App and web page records

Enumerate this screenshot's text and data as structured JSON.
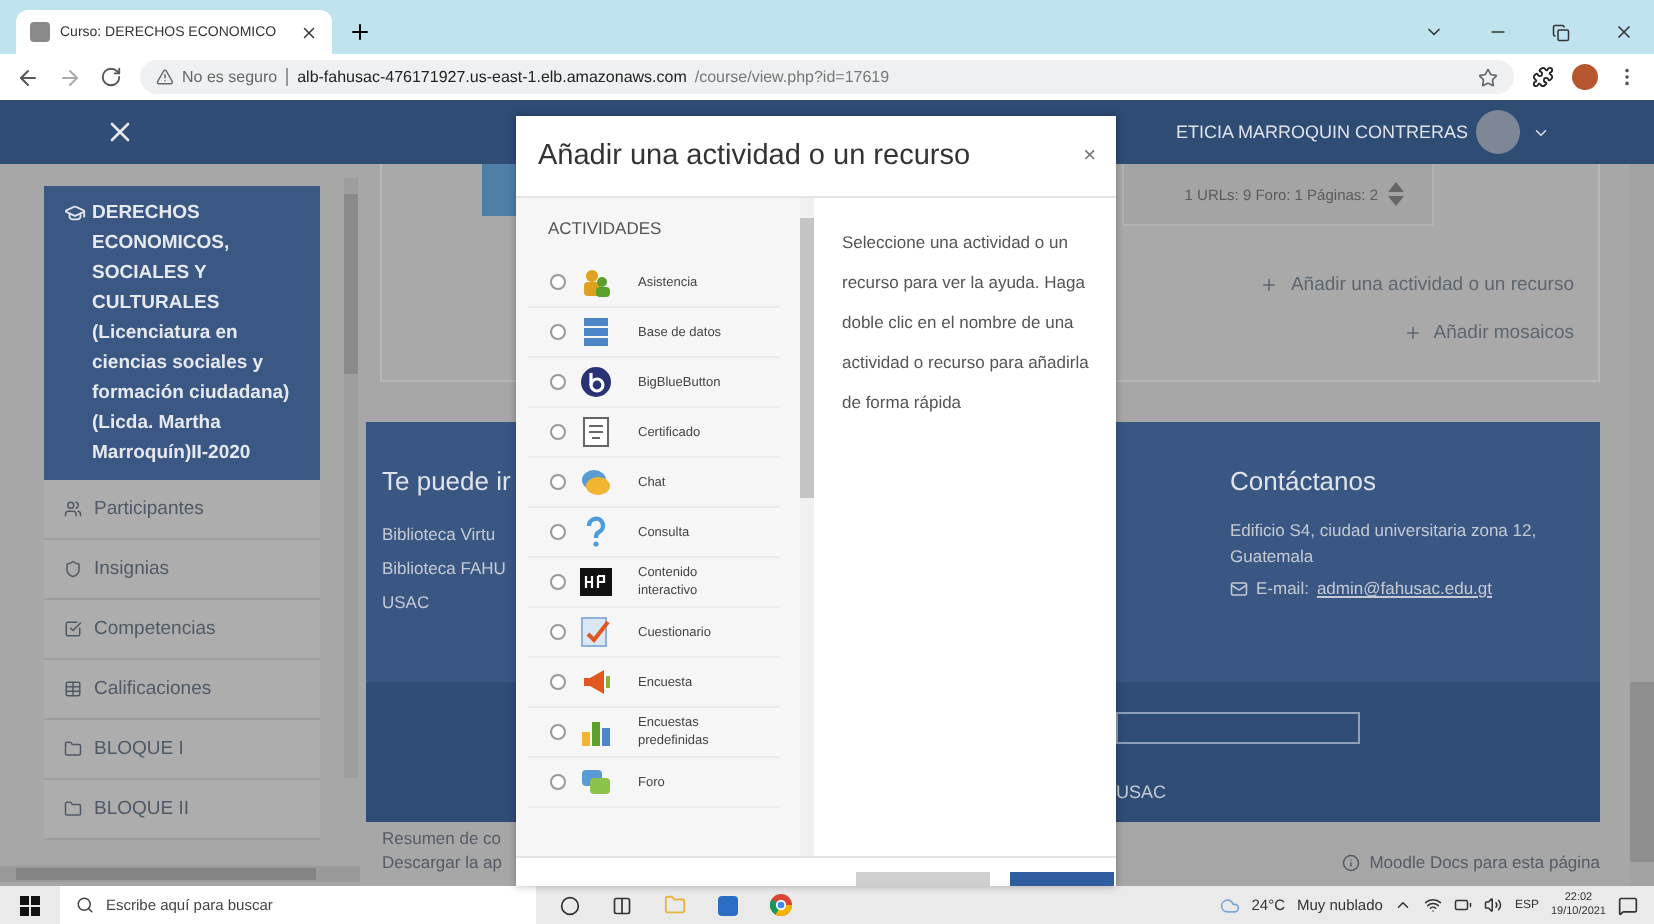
{
  "browser": {
    "tab_title": "Curso: DERECHOS ECONOMICO",
    "security": "No es seguro",
    "url_host": "alb-fahusac-476171927.us-east-1.elb.amazonaws.com",
    "url_path": "/course/view.php?id=17619"
  },
  "navbar": {
    "user_name": "ETICIA MARROQUIN CONTRERAS"
  },
  "sidebar": {
    "course": "DERECHOS ECONOMICOS, SOCIALES Y CULTURALES (Licenciatura en ciencias sociales y formación ciudadana)(Licda. Martha Marroquín)II-2020",
    "items": [
      {
        "label": "Participantes",
        "kind": "people"
      },
      {
        "label": "Insignias",
        "kind": "badge"
      },
      {
        "label": "Competencias",
        "kind": "check"
      },
      {
        "label": "Calificaciones",
        "kind": "table"
      },
      {
        "label": "BLOQUE I",
        "kind": "folder"
      },
      {
        "label": "BLOQUE II",
        "kind": "folder"
      }
    ]
  },
  "course": {
    "section_summary": "1 URLs: 9 Foro: 1 Páginas: 2",
    "add_activity": "Añadir una actividad o un recurso",
    "add_tiles": "Añadir mosaicos"
  },
  "footer": {
    "links_heading": "Te puede ir",
    "links": [
      "Biblioteca Virtu",
      "Biblioteca FAHU",
      "USAC"
    ],
    "contact_heading": "Contáctanos",
    "address": "Edificio S4, ciudad universitaria zona 12, Guatemala",
    "email_label": "E-mail:",
    "email": "admin@fahusac.edu.gt",
    "bottom_text": "USAC"
  },
  "page_bottom": {
    "lines": [
      "Resumen de co",
      "Descargar la ap"
    ],
    "docs_link": "Moodle Docs para esta página"
  },
  "modal": {
    "title": "Añadir una actividad o un recurso",
    "close": "×",
    "section": "ACTIVIDADES",
    "items": [
      {
        "label": "Asistencia",
        "selected": false
      },
      {
        "label": "Base de datos",
        "selected": false
      },
      {
        "label": "BigBlueButton",
        "selected": false
      },
      {
        "label": "Certificado",
        "selected": false
      },
      {
        "label": "Chat",
        "selected": false
      },
      {
        "label": "Consulta",
        "selected": false
      },
      {
        "label": "Contenido interactivo",
        "selected": false
      },
      {
        "label": "Cuestionario",
        "selected": false
      },
      {
        "label": "Encuesta",
        "selected": false
      },
      {
        "label": "Encuestas predefinidas",
        "selected": false
      },
      {
        "label": "Foro",
        "selected": false
      }
    ],
    "help": "Seleccione una actividad o un recurso para ver la ayuda. Haga doble clic en el nombre de una actividad o recurso para añadirla de forma rápida"
  },
  "taskbar": {
    "search_placeholder": "Escribe aquí para buscar",
    "temperature": "24°C",
    "condition": "Muy nublado",
    "language": "ESP",
    "time": "22:02",
    "date": "19/10/2021"
  }
}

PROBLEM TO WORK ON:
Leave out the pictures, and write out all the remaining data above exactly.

REPLY:
Enumerate this screenshot's text and data as structured JSON.
{
  "browser": {
    "tab_title": "Curso: DERECHOS ECONOMICO",
    "security": "No es seguro",
    "url_host": "alb-fahusac-476171927.us-east-1.elb.amazonaws.com",
    "url_path": "/course/view.php?id=17619"
  },
  "navbar": {
    "user_name": "ETICIA MARROQUIN CONTRERAS"
  },
  "sidebar": {
    "course": "DERECHOS ECONOMICOS, SOCIALES Y CULTURALES (Licenciatura en ciencias sociales y formación ciudadana)(Licda. Martha Marroquín)II-2020",
    "items": [
      {
        "label": "Participantes",
        "kind": "people"
      },
      {
        "label": "Insignias",
        "kind": "badge"
      },
      {
        "label": "Competencias",
        "kind": "check"
      },
      {
        "label": "Calificaciones",
        "kind": "table"
      },
      {
        "label": "BLOQUE I",
        "kind": "folder"
      },
      {
        "label": "BLOQUE II",
        "kind": "folder"
      }
    ]
  },
  "course": {
    "section_summary": "1 URLs: 9 Foro: 1 Páginas: 2",
    "add_activity": "Añadir una actividad o un recurso",
    "add_tiles": "Añadir mosaicos"
  },
  "footer": {
    "links_heading": "Te puede ir",
    "links": [
      "Biblioteca Virtu",
      "Biblioteca FAHU",
      "USAC"
    ],
    "contact_heading": "Contáctanos",
    "address": "Edificio S4, ciudad universitaria zona 12, Guatemala",
    "email_label": "E-mail:",
    "email": "admin@fahusac.edu.gt",
    "bottom_text": "USAC"
  },
  "page_bottom": {
    "lines": [
      "Resumen de co",
      "Descargar la ap"
    ],
    "docs_link": "Moodle Docs para esta página"
  },
  "modal": {
    "title": "Añadir una actividad o un recurso",
    "close": "×",
    "section": "ACTIVIDADES",
    "items": [
      {
        "label": "Asistencia",
        "selected": false
      },
      {
        "label": "Base de datos",
        "selected": false
      },
      {
        "label": "BigBlueButton",
        "selected": false
      },
      {
        "label": "Certificado",
        "selected": false
      },
      {
        "label": "Chat",
        "selected": false
      },
      {
        "label": "Consulta",
        "selected": false
      },
      {
        "label": "Contenido interactivo",
        "selected": false
      },
      {
        "label": "Cuestionario",
        "selected": false
      },
      {
        "label": "Encuesta",
        "selected": false
      },
      {
        "label": "Encuestas predefinidas",
        "selected": false
      },
      {
        "label": "Foro",
        "selected": false
      }
    ],
    "help": "Seleccione una actividad o un recurso para ver la ayuda. Haga doble clic en el nombre de una actividad o recurso para añadirla de forma rápida"
  },
  "taskbar": {
    "search_placeholder": "Escribe aquí para buscar",
    "temperature": "24°C",
    "condition": "Muy nublado",
    "language": "ESP",
    "time": "22:02",
    "date": "19/10/2021"
  }
}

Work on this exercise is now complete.